Who knows it could be more prevalent, but I would guess that Gilbride would want to call some plays too, rather than have Eli chose his own play every snap. Those are some of then details us fans aren't privy too. We, do know, CWM plays exist in this system, but I would guess out of 70 or so offensive snaps per game, they'd be used a 1/3 of the time. That's just my guessing, I'd be very suprised if it was 1/2 or even more.
is very close with one slight addition.
It means that motion is off and any shift that might have been called is off.
We're going out of the formation we're in.
as far as the CWM there are plays that are coupled with other plays each week.
In other words, a simple Iso six, might have a pass play coupled with it that Eli has the option to audible to that play.
You offer more football experise on the board than anyone with the exception of dorgan. I thought Omaha was about protection, but that was, at best, an uneducated guess. With the game breakdowns you do, I'll take your word over mine any day!
I have soooo much football crap on my computer I can't locate half the stuff. But this is from the '04 Pats OFF. Playbook
I've been looking for an hour on my PC for that damn file!
I know it's here somewhere, but the slip-shod way I tag shit is criminal.
I need a keeper.

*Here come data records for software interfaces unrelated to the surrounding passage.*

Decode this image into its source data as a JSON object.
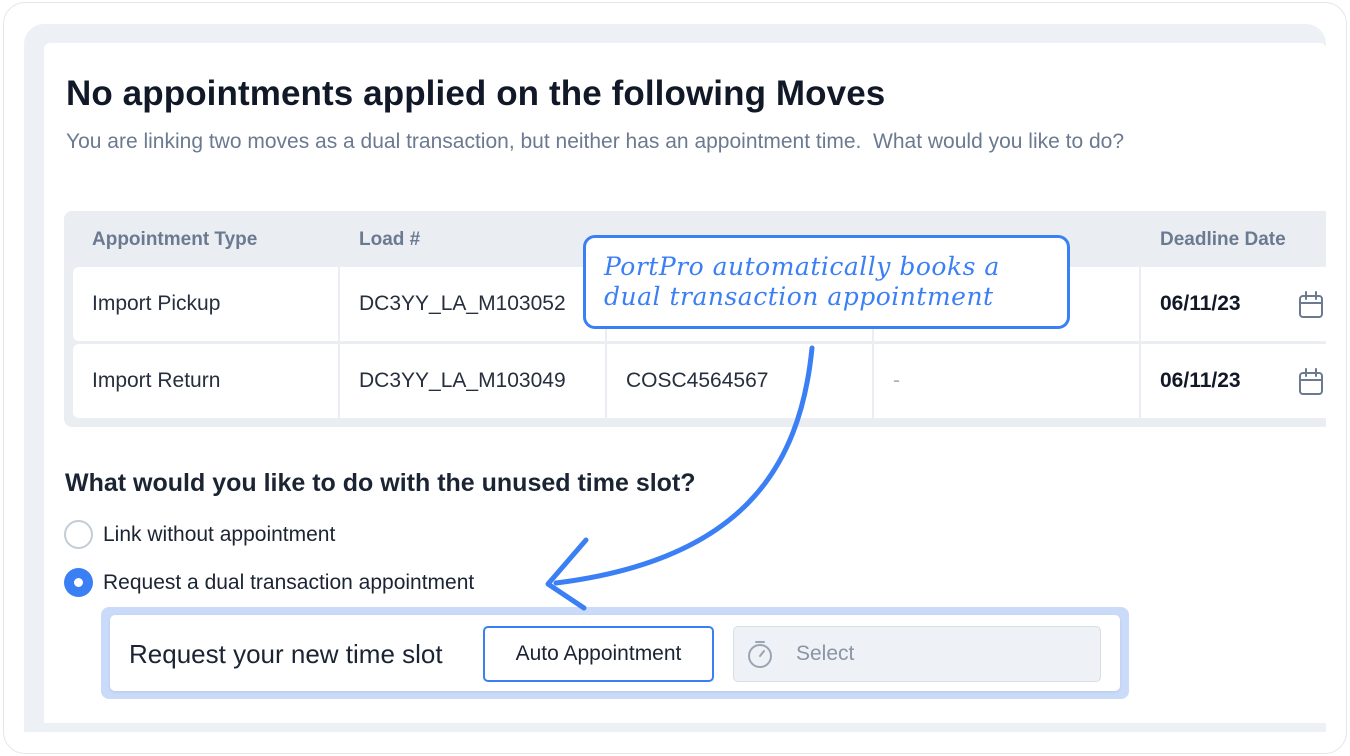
{
  "dialog": {
    "title": "No appointments applied on the following Moves",
    "subtitle": "You are linking two moves as a dual transaction, but neither has an appointment time.  What would you like to do?"
  },
  "table": {
    "headers": [
      "Appointment Type",
      "Load #",
      "",
      "",
      "Deadline Date"
    ],
    "rows": [
      {
        "type": "Import Pickup",
        "load": "DC3YY_LA_M103052",
        "container": "",
        "col4": "",
        "deadline": "06/11/23"
      },
      {
        "type": "Import Return",
        "load": "DC3YY_LA_M103049",
        "container": "COSC4564567",
        "col4": "-",
        "deadline": "06/11/23"
      }
    ]
  },
  "question": "What would you like to do with the unused time slot?",
  "options": [
    {
      "label": "Link without appointment",
      "selected": false
    },
    {
      "label": "Request a dual transaction appointment",
      "selected": true
    }
  ],
  "time_slot": {
    "label": "Request your new time slot",
    "auto_button": "Auto Appointment",
    "select_placeholder": "Select"
  },
  "callout": {
    "line1": "PortPro automatically books a",
    "line2": "dual transaction appointment"
  },
  "colors": {
    "accent": "#3b7ff5",
    "muted_text": "#6b7a90",
    "table_bg": "#eaeef3"
  },
  "icons": [
    "calendar-icon",
    "timer-icon",
    "arrow-annotation"
  ]
}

LOL. I have stuff organized in one big football folder, and sub divided into coaching aides,coaching forms, off playbooks, Def playbooks, and special teams playbooks. Anything else like this gets mixed up in random folders and takes forever to find.
You guys need something like the iTunes playlist!!

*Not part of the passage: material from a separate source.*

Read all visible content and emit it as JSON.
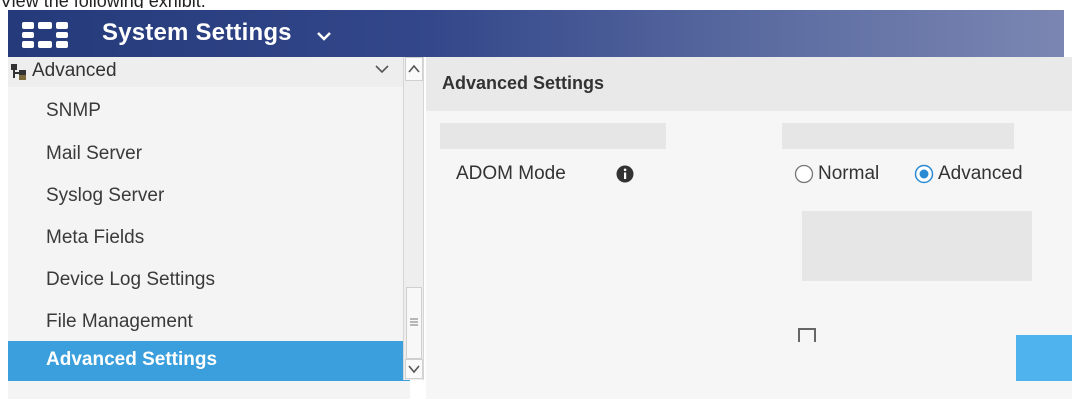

just way too much stuff. Folder within Folder all filled with football stuff. From football drills by position to coach's articles, to playbooks, to my game breakdowns. So it takes a while to navigate through all this. Stuff like this I found in a random folder, so when that happens i normally stumble upon it by luck.

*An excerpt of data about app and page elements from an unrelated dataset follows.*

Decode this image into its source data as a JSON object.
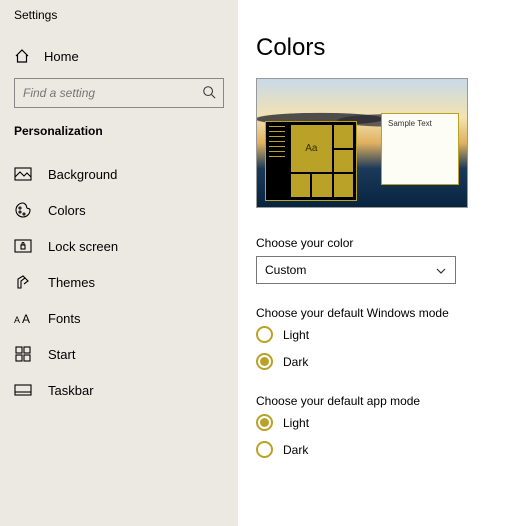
{
  "app_title": "Settings",
  "home_label": "Home",
  "search": {
    "placeholder": "Find a setting"
  },
  "section_label": "Personalization",
  "nav": [
    {
      "label": "Background"
    },
    {
      "label": "Colors"
    },
    {
      "label": "Lock screen"
    },
    {
      "label": "Themes"
    },
    {
      "label": "Fonts"
    },
    {
      "label": "Start"
    },
    {
      "label": "Taskbar"
    }
  ],
  "page_title": "Colors",
  "preview": {
    "window_title": "Sample Text",
    "tile_text": "Aa"
  },
  "color_choice": {
    "label": "Choose your color",
    "value": "Custom"
  },
  "windows_mode": {
    "label": "Choose your default Windows mode",
    "options": [
      "Light",
      "Dark"
    ],
    "selected": "Dark"
  },
  "app_mode": {
    "label": "Choose your default app mode",
    "options": [
      "Light",
      "Dark"
    ],
    "selected": "Light"
  },
  "accent_color": "#b9a227"
}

in this thread:
A late snap does NOT confer an advantage to the defense as not only can't down linemen see the play clock, but it also gives the offensive linemen a chance to see the defense get set before the snap. This has been confirmed by players on BOTH sides of the ball in interviews over the past couple of years. It is only among the fans that they myth is perpetuated.
D-linemen wear stopwatches so they know. Trust me they know
Cougars suck dick!
What’s to prevent the defensive captain, usually the MLB, who has an upright stance and visual access to the play clock, to yell out loud “Saskatchewan”, indicating that the play clock has driven down to 3 seconds?
Explain to me how Eli is allowed to call “Omaha” while the MLB is not allowed to yell “Saskatchewan”.
but if he's going to start screaming "Saskatchewan" @ 3 seconds, by the time he's finished, the playcock will have expired. But even with a more manageable word, at it will mean is the play will be starting in the next 3 seconds, not sure how much of an advantage that really is.
Great stuff. My judgement was alignment was set,play called (no more audible) and time to get off the LOS.
in this case simply yelled, "three seconds!"
in the Colt game waited for Peyton to have the alignment set and then would call an audible for the front 7.
Don’t know if it’s football legal but anyone of several offensive players might call out “three seconds” when maybe there’s six or seven to go.
Got to have codes…otherwise no James Bond, Da Vinci Codes, etc.
has anyone really thought of how just a minute spilt-second difference between the snap and the defensive move first step can mean a costly false start penalty.
I mean its not like the Middle linebacker has a countdown clock which showns tenths of a second. Knowing that the clock is running down and actually jumping the snap are two different things.
Also most people can tell which direction the call is coming from. So an offensive lineman will have to be a hell of a ventriloquist to get a guy line up in front of him to believe that its someone behind that guy making a call. I'm just saying
How about the QB yells "Marco," and the MLB counters with "Polo!"
And even if the MLB could see the play clock down to the tenth of a second, what's the odds of the ref actually throwing the flag the moment that last tenth runs off?